“Going green” is a buzzword trending among everyone from eco-conscious individuals to building contractors. Municipalities are getting into the mix by starting green building programs, retrofitting lighting with energy efficiency alternatives, replacing standard stop lights with Intelligent Traffic Systems (ITS) that can ease traffic delays and reduce emissions, and pursuing many other options as well. In 2007, 93 American cities with populations of 50,000 or more had green building programs. These measures can save energy, use fewer resources, reduce pollution, and contribute to healthier environments for their occupants and the community. Of course, all of these green steps require finances. There are a number of grants available to municipalities for assistance.
Almost every government entity, from the U.S. Department of Commerce to the U.S. Environmental Protection Agency to state government departments, has grant money available annually to help fund economic development projects. Millions of dollars are available for both economic development training and projects. Below is a selected list of such opportunities.

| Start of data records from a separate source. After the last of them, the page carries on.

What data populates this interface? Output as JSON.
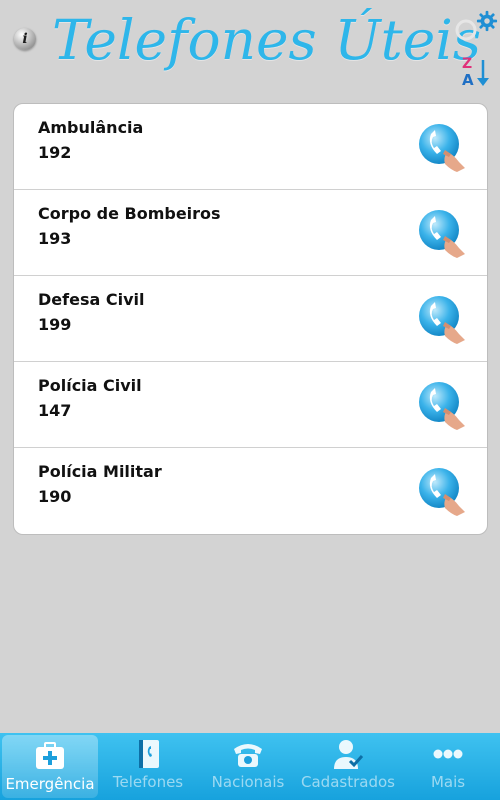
{
  "header": {
    "title": "Telefones Úteis",
    "info_icon": "info-icon",
    "settings_icon": "gear-icon",
    "sort_icon": "sort-z-a-icon",
    "sort_letter_top": "Z",
    "sort_letter_bottom": "A",
    "info_glyph": "i"
  },
  "contacts": [
    {
      "name": "Ambulância",
      "number": "192"
    },
    {
      "name": "Corpo de Bombeiros",
      "number": "193"
    },
    {
      "name": "Defesa Civil",
      "number": "199"
    },
    {
      "name": "Polícia Civil",
      "number": "147"
    },
    {
      "name": "Polícia Militar",
      "number": "190"
    }
  ],
  "tabs": [
    {
      "label": "Emergência",
      "icon": "first-aid-kit-icon",
      "active": true
    },
    {
      "label": "Telefones",
      "icon": "phone-book-icon",
      "active": false
    },
    {
      "label": "Nacionais",
      "icon": "telephone-icon",
      "active": false
    },
    {
      "label": "Cadastrados",
      "icon": "user-check-icon",
      "active": false
    },
    {
      "label": "Mais",
      "icon": "more-dots-icon",
      "active": false
    }
  ],
  "colors": {
    "title": "#2eb6ea",
    "tabbar": "#17a2dd",
    "background": "#d3d3d3"
  }
}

Not long ago, we did a series on government funding and how the new fiscal habits have changed the face of grant funding. Now more than ever, many organizations are being forced to rely on non-government funds as a source of funding. In this blog, part one of a two-part series, we discuss some of the differences in funding sources (information from the United States Department of Agriculture’s “A Guide to Funding Resources” as well as some of the questions to consider when beginning your funding search. In part two of this series, we will go into more depth regarding those same questions and provide some examples of finding good matches.